-- Data for processing follows --

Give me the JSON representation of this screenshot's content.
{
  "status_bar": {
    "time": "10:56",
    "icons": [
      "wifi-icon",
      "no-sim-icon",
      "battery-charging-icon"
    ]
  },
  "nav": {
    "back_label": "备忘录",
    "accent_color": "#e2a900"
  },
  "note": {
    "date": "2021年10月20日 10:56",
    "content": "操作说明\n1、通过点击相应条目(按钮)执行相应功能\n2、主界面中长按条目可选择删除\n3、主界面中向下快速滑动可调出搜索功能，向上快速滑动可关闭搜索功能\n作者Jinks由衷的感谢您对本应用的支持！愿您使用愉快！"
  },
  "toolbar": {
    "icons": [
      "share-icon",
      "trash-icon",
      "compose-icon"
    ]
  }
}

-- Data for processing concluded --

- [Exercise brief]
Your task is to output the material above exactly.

- [Exercise solution]
Give me the JSON representation of this screenshot's content.
{
  "status_bar": {
    "time": "10:56",
    "icons": [
      "wifi-icon",
      "no-sim-icon",
      "battery-charging-icon"
    ]
  },
  "nav": {
    "back_label": "备忘录",
    "accent_color": "#e2a900"
  },
  "note": {
    "date": "2021年10月20日 10:56",
    "content": "操作说明\n1、通过点击相应条目(按钮)执行相应功能\n2、主界面中长按条目可选择删除\n3、主界面中向下快速滑动可调出搜索功能，向上快速滑动可关闭搜索功能\n作者Jinks由衷的感谢您对本应用的支持！愿您使用愉快！"
  },
  "toolbar": {
    "icons": [
      "share-icon",
      "trash-icon",
      "compose-icon"
    ]
  }
}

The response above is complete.